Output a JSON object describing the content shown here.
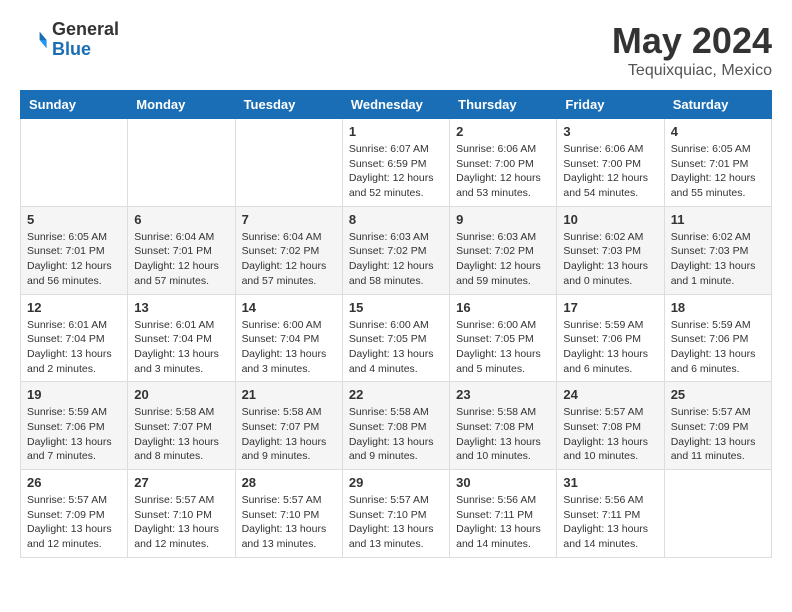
{
  "logo": {
    "general": "General",
    "blue": "Blue"
  },
  "title": {
    "month_year": "May 2024",
    "location": "Tequixquiac, Mexico"
  },
  "weekdays": [
    "Sunday",
    "Monday",
    "Tuesday",
    "Wednesday",
    "Thursday",
    "Friday",
    "Saturday"
  ],
  "weeks": [
    [
      {
        "day": "",
        "info": ""
      },
      {
        "day": "",
        "info": ""
      },
      {
        "day": "",
        "info": ""
      },
      {
        "day": "1",
        "info": "Sunrise: 6:07 AM\nSunset: 6:59 PM\nDaylight: 12 hours\nand 52 minutes."
      },
      {
        "day": "2",
        "info": "Sunrise: 6:06 AM\nSunset: 7:00 PM\nDaylight: 12 hours\nand 53 minutes."
      },
      {
        "day": "3",
        "info": "Sunrise: 6:06 AM\nSunset: 7:00 PM\nDaylight: 12 hours\nand 54 minutes."
      },
      {
        "day": "4",
        "info": "Sunrise: 6:05 AM\nSunset: 7:01 PM\nDaylight: 12 hours\nand 55 minutes."
      }
    ],
    [
      {
        "day": "5",
        "info": "Sunrise: 6:05 AM\nSunset: 7:01 PM\nDaylight: 12 hours\nand 56 minutes."
      },
      {
        "day": "6",
        "info": "Sunrise: 6:04 AM\nSunset: 7:01 PM\nDaylight: 12 hours\nand 57 minutes."
      },
      {
        "day": "7",
        "info": "Sunrise: 6:04 AM\nSunset: 7:02 PM\nDaylight: 12 hours\nand 57 minutes."
      },
      {
        "day": "8",
        "info": "Sunrise: 6:03 AM\nSunset: 7:02 PM\nDaylight: 12 hours\nand 58 minutes."
      },
      {
        "day": "9",
        "info": "Sunrise: 6:03 AM\nSunset: 7:02 PM\nDaylight: 12 hours\nand 59 minutes."
      },
      {
        "day": "10",
        "info": "Sunrise: 6:02 AM\nSunset: 7:03 PM\nDaylight: 13 hours\nand 0 minutes."
      },
      {
        "day": "11",
        "info": "Sunrise: 6:02 AM\nSunset: 7:03 PM\nDaylight: 13 hours\nand 1 minute."
      }
    ],
    [
      {
        "day": "12",
        "info": "Sunrise: 6:01 AM\nSunset: 7:04 PM\nDaylight: 13 hours\nand 2 minutes."
      },
      {
        "day": "13",
        "info": "Sunrise: 6:01 AM\nSunset: 7:04 PM\nDaylight: 13 hours\nand 3 minutes."
      },
      {
        "day": "14",
        "info": "Sunrise: 6:00 AM\nSunset: 7:04 PM\nDaylight: 13 hours\nand 3 minutes."
      },
      {
        "day": "15",
        "info": "Sunrise: 6:00 AM\nSunset: 7:05 PM\nDaylight: 13 hours\nand 4 minutes."
      },
      {
        "day": "16",
        "info": "Sunrise: 6:00 AM\nSunset: 7:05 PM\nDaylight: 13 hours\nand 5 minutes."
      },
      {
        "day": "17",
        "info": "Sunrise: 5:59 AM\nSunset: 7:06 PM\nDaylight: 13 hours\nand 6 minutes."
      },
      {
        "day": "18",
        "info": "Sunrise: 5:59 AM\nSunset: 7:06 PM\nDaylight: 13 hours\nand 6 minutes."
      }
    ],
    [
      {
        "day": "19",
        "info": "Sunrise: 5:59 AM\nSunset: 7:06 PM\nDaylight: 13 hours\nand 7 minutes."
      },
      {
        "day": "20",
        "info": "Sunrise: 5:58 AM\nSunset: 7:07 PM\nDaylight: 13 hours\nand 8 minutes."
      },
      {
        "day": "21",
        "info": "Sunrise: 5:58 AM\nSunset: 7:07 PM\nDaylight: 13 hours\nand 9 minutes."
      },
      {
        "day": "22",
        "info": "Sunrise: 5:58 AM\nSunset: 7:08 PM\nDaylight: 13 hours\nand 9 minutes."
      },
      {
        "day": "23",
        "info": "Sunrise: 5:58 AM\nSunset: 7:08 PM\nDaylight: 13 hours\nand 10 minutes."
      },
      {
        "day": "24",
        "info": "Sunrise: 5:57 AM\nSunset: 7:08 PM\nDaylight: 13 hours\nand 10 minutes."
      },
      {
        "day": "25",
        "info": "Sunrise: 5:57 AM\nSunset: 7:09 PM\nDaylight: 13 hours\nand 11 minutes."
      }
    ],
    [
      {
        "day": "26",
        "info": "Sunrise: 5:57 AM\nSunset: 7:09 PM\nDaylight: 13 hours\nand 12 minutes."
      },
      {
        "day": "27",
        "info": "Sunrise: 5:57 AM\nSunset: 7:10 PM\nDaylight: 13 hours\nand 12 minutes."
      },
      {
        "day": "28",
        "info": "Sunrise: 5:57 AM\nSunset: 7:10 PM\nDaylight: 13 hours\nand 13 minutes."
      },
      {
        "day": "29",
        "info": "Sunrise: 5:57 AM\nSunset: 7:10 PM\nDaylight: 13 hours\nand 13 minutes."
      },
      {
        "day": "30",
        "info": "Sunrise: 5:56 AM\nSunset: 7:11 PM\nDaylight: 13 hours\nand 14 minutes."
      },
      {
        "day": "31",
        "info": "Sunrise: 5:56 AM\nSunset: 7:11 PM\nDaylight: 13 hours\nand 14 minutes."
      },
      {
        "day": "",
        "info": ""
      }
    ]
  ]
}
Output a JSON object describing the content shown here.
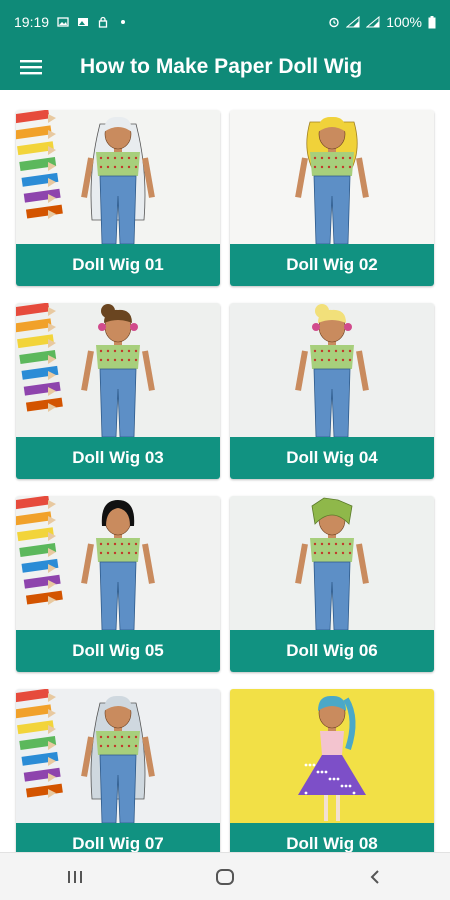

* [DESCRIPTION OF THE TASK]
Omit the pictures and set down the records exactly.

* [ANSWER TO THIS TASK]
Output a JSON object describing the content shown here.
{
  "logo": {
    "general": "General",
    "blue": "Blue"
  },
  "title": {
    "month_year": "May 2024",
    "location": "Tequixquiac, Mexico"
  },
  "weekdays": [
    "Sunday",
    "Monday",
    "Tuesday",
    "Wednesday",
    "Thursday",
    "Friday",
    "Saturday"
  ],
  "weeks": [
    [
      {
        "day": "",
        "info": ""
      },
      {
        "day": "",
        "info": ""
      },
      {
        "day": "",
        "info": ""
      },
      {
        "day": "1",
        "info": "Sunrise: 6:07 AM\nSunset: 6:59 PM\nDaylight: 12 hours\nand 52 minutes."
      },
      {
        "day": "2",
        "info": "Sunrise: 6:06 AM\nSunset: 7:00 PM\nDaylight: 12 hours\nand 53 minutes."
      },
      {
        "day": "3",
        "info": "Sunrise: 6:06 AM\nSunset: 7:00 PM\nDaylight: 12 hours\nand 54 minutes."
      },
      {
        "day": "4",
        "info": "Sunrise: 6:05 AM\nSunset: 7:01 PM\nDaylight: 12 hours\nand 55 minutes."
      }
    ],
    [
      {
        "day": "5",
        "info": "Sunrise: 6:05 AM\nSunset: 7:01 PM\nDaylight: 12 hours\nand 56 minutes."
      },
      {
        "day": "6",
        "info": "Sunrise: 6:04 AM\nSunset: 7:01 PM\nDaylight: 12 hours\nand 57 minutes."
      },
      {
        "day": "7",
        "info": "Sunrise: 6:04 AM\nSunset: 7:02 PM\nDaylight: 12 hours\nand 57 minutes."
      },
      {
        "day": "8",
        "info": "Sunrise: 6:03 AM\nSunset: 7:02 PM\nDaylight: 12 hours\nand 58 minutes."
      },
      {
        "day": "9",
        "info": "Sunrise: 6:03 AM\nSunset: 7:02 PM\nDaylight: 12 hours\nand 59 minutes."
      },
      {
        "day": "10",
        "info": "Sunrise: 6:02 AM\nSunset: 7:03 PM\nDaylight: 13 hours\nand 0 minutes."
      },
      {
        "day": "11",
        "info": "Sunrise: 6:02 AM\nSunset: 7:03 PM\nDaylight: 13 hours\nand 1 minute."
      }
    ],
    [
      {
        "day": "12",
        "info": "Sunrise: 6:01 AM\nSunset: 7:04 PM\nDaylight: 13 hours\nand 2 minutes."
      },
      {
        "day": "13",
        "info": "Sunrise: 6:01 AM\nSunset: 7:04 PM\nDaylight: 13 hours\nand 3 minutes."
      },
      {
        "day": "14",
        "info": "Sunrise: 6:00 AM\nSunset: 7:04 PM\nDaylight: 13 hours\nand 3 minutes."
      },
      {
        "day": "15",
        "info": "Sunrise: 6:00 AM\nSunset: 7:05 PM\nDaylight: 13 hours\nand 4 minutes."
      },
      {
        "day": "16",
        "info": "Sunrise: 6:00 AM\nSunset: 7:05 PM\nDaylight: 13 hours\nand 5 minutes."
      },
      {
        "day": "17",
        "info": "Sunrise: 5:59 AM\nSunset: 7:06 PM\nDaylight: 13 hours\nand 6 minutes."
      },
      {
        "day": "18",
        "info": "Sunrise: 5:59 AM\nSunset: 7:06 PM\nDaylight: 13 hours\nand 6 minutes."
      }
    ],
    [
      {
        "day": "19",
        "info": "Sunrise: 5:59 AM\nSunset: 7:06 PM\nDaylight: 13 hours\nand 7 minutes."
      },
      {
        "day": "20",
        "info": "Sunrise: 5:58 AM\nSunset: 7:07 PM\nDaylight: 13 hours\nand 8 minutes."
      },
      {
        "day": "21",
        "info": "Sunrise: 5:58 AM\nSunset: 7:07 PM\nDaylight: 13 hours\nand 9 minutes."
      },
      {
        "day": "22",
        "info": "Sunrise: 5:58 AM\nSunset: 7:08 PM\nDaylight: 13 hours\nand 9 minutes."
      },
      {
        "day": "23",
        "info": "Sunrise: 5:58 AM\nSunset: 7:08 PM\nDaylight: 13 hours\nand 10 minutes."
      },
      {
        "day": "24",
        "info": "Sunrise: 5:57 AM\nSunset: 7:08 PM\nDaylight: 13 hours\nand 10 minutes."
      },
      {
        "day": "25",
        "info": "Sunrise: 5:57 AM\nSunset: 7:09 PM\nDaylight: 13 hours\nand 11 minutes."
      }
    ],
    [
      {
        "day": "26",
        "info": "Sunrise: 5:57 AM\nSunset: 7:09 PM\nDaylight: 13 hours\nand 12 minutes."
      },
      {
        "day": "27",
        "info": "Sunrise: 5:57 AM\nSunset: 7:10 PM\nDaylight: 13 hours\nand 12 minutes."
      },
      {
        "day": "28",
        "info": "Sunrise: 5:57 AM\nSunset: 7:10 PM\nDaylight: 13 hours\nand 13 minutes."
      },
      {
        "day": "29",
        "info": "Sunrise: 5:57 AM\nSunset: 7:10 PM\nDaylight: 13 hours\nand 13 minutes."
      },
      {
        "day": "30",
        "info": "Sunrise: 5:56 AM\nSunset: 7:11 PM\nDaylight: 13 hours\nand 14 minutes."
      },
      {
        "day": "31",
        "info": "Sunrise: 5:56 AM\nSunset: 7:11 PM\nDaylight: 13 hours\nand 14 minutes."
      },
      {
        "day": "",
        "info": ""
      }
    ]
  ]
}
Output a JSON object describing the content shown here.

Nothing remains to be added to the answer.